Medicines Bound for Hostages Enter Gaza
The agreement to ship in medicines was the first to be brokered between the warring sides since November. Hamas said that for every box of medicine bound for the hostages, 1,000 would be sent for Palestinian civilians, in addition to food and humanitarian aid.
Qatar confirmed late Wednesday that the medicine had entered Gaza, but it was not yet clear if it had been distributed to the hostages, who are being held in secret locations, including underground bunkers.
Both France and Hamas had said the International Committee for the Red Cross, which helped facilitate the hostage releases, would have a role in distributing the medications. But on Thursday, the Red Cross said “the mechanism that was agreed to does not involve the ICRC playing any part in its implementation, including the delivery of medication.”
Hamas has continued to fight back across Gaza, even in the most devastated areas, and launch rockets into Israel. It says it will not release any more hostages until there is a permanent cease-fire, something Israel and the United States, its top ally, have ruled out.
Gaza’s Health Ministry says at least 24,620 Palestinians have been killed since the start of the war, around two-thirds of them women and children, with over 61,800 wounded. It says many other dead and wounded are trapped under rubble or unreachable because of the fighting. The ministry does not differentiate between civilian and combatant deaths.

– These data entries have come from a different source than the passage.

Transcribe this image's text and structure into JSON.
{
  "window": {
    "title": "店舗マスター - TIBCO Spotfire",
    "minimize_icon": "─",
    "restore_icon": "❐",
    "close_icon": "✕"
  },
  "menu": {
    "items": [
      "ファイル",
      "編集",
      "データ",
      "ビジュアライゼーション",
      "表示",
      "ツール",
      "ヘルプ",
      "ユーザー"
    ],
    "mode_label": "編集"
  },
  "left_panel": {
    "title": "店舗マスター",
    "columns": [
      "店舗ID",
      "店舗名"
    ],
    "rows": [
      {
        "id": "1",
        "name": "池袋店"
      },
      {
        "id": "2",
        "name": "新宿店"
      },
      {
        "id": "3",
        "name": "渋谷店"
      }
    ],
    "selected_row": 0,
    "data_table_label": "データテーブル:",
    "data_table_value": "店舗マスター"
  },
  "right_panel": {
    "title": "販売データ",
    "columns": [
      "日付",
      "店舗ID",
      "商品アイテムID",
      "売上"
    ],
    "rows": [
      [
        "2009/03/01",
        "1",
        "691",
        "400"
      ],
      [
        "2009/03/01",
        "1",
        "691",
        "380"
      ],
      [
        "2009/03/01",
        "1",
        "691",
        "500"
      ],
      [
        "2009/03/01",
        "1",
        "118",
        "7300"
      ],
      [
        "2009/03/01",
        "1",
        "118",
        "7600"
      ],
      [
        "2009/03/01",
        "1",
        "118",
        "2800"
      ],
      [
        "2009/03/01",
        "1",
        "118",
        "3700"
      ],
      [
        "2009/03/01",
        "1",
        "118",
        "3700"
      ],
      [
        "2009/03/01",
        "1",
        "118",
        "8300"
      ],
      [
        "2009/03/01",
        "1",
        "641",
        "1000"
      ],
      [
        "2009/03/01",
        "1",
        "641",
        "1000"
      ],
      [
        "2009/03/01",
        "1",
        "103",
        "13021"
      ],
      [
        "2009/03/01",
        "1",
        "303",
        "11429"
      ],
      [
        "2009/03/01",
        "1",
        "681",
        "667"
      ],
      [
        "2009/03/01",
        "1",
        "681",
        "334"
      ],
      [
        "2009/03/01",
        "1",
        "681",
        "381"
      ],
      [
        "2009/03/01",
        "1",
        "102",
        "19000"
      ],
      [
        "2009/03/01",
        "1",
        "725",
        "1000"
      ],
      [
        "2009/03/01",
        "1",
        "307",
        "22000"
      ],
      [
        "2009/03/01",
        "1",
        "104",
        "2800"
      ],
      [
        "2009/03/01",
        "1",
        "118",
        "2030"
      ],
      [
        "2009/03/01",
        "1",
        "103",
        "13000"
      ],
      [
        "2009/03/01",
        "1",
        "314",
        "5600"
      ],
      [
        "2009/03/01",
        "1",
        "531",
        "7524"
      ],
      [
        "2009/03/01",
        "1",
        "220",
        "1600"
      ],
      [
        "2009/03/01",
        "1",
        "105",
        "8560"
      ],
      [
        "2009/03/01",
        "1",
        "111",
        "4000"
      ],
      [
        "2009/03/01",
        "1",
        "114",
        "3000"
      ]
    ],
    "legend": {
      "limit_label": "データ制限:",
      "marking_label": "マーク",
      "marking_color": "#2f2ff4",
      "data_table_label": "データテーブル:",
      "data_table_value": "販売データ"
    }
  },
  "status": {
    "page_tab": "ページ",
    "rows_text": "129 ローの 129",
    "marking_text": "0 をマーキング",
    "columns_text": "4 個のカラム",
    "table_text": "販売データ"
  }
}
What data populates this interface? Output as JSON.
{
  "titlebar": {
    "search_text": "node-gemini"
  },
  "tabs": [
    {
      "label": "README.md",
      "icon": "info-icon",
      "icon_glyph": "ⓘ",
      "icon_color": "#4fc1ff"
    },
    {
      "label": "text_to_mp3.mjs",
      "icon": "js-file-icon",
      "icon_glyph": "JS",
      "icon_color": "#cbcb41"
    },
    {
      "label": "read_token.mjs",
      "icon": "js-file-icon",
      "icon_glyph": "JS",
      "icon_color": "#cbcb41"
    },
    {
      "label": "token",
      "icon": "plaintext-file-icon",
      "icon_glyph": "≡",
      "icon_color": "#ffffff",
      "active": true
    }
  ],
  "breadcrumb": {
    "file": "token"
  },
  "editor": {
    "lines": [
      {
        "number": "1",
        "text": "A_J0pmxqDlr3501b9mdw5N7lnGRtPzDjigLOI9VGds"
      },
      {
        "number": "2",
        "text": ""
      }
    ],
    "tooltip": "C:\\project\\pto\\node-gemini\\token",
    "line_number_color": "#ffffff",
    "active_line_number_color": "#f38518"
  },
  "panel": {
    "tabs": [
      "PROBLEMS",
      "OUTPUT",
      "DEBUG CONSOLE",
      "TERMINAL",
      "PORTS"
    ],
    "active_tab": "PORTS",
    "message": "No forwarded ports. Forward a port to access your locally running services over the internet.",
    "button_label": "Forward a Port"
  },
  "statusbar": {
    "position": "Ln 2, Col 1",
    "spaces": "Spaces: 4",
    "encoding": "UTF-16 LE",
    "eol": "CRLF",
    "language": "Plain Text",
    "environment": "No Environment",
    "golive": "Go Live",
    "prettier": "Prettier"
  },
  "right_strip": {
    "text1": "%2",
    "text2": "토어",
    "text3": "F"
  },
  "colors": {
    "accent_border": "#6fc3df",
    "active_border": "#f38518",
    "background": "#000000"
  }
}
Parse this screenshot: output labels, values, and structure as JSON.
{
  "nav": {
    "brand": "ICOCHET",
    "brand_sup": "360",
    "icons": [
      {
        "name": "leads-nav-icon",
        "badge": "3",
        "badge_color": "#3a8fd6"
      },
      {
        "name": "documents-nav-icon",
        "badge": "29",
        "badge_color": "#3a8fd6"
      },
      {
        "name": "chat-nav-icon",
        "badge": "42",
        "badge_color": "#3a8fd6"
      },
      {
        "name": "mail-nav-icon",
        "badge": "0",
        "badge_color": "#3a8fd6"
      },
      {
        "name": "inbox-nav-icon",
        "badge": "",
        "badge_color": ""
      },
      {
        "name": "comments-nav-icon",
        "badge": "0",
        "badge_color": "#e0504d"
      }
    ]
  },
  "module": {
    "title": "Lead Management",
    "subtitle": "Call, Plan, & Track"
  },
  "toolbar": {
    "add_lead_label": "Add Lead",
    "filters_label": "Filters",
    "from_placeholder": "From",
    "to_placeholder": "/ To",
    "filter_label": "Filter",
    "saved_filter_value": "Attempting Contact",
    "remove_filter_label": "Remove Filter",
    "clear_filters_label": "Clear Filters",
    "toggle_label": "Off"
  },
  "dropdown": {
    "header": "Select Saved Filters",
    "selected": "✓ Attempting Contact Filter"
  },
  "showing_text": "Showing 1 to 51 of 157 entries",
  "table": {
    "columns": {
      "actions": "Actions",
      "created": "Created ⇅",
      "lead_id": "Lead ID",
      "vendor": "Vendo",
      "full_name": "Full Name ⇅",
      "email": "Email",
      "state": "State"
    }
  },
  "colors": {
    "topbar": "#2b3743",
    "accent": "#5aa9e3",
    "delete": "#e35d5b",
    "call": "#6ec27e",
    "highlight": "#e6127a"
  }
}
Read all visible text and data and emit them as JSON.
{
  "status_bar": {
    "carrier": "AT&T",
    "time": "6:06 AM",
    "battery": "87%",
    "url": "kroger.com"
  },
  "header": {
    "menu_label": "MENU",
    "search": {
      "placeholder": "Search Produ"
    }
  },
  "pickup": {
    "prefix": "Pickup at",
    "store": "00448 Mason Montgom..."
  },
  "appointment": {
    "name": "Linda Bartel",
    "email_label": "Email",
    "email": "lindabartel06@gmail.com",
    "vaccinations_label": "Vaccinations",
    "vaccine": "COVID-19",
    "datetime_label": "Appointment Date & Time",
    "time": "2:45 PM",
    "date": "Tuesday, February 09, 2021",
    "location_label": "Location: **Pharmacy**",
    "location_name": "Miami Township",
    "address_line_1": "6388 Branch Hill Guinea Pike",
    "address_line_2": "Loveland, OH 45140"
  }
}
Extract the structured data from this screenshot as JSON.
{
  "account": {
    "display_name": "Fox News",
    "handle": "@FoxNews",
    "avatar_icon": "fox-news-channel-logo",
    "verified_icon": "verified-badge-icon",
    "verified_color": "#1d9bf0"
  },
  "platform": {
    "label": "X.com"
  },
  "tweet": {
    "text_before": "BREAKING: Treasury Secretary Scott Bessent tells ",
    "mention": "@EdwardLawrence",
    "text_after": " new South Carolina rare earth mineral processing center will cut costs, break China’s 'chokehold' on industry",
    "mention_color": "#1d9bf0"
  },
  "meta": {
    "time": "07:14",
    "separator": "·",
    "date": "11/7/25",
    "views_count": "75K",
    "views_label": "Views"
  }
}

Israel blames the high civilian death toll on Hamas because it fights in dense residential areas. Israel says its forces have killed roughly 9,000 militants, without providing evidence, and that 193 of its own soldiers have been killed since the Gaza ground offensive began.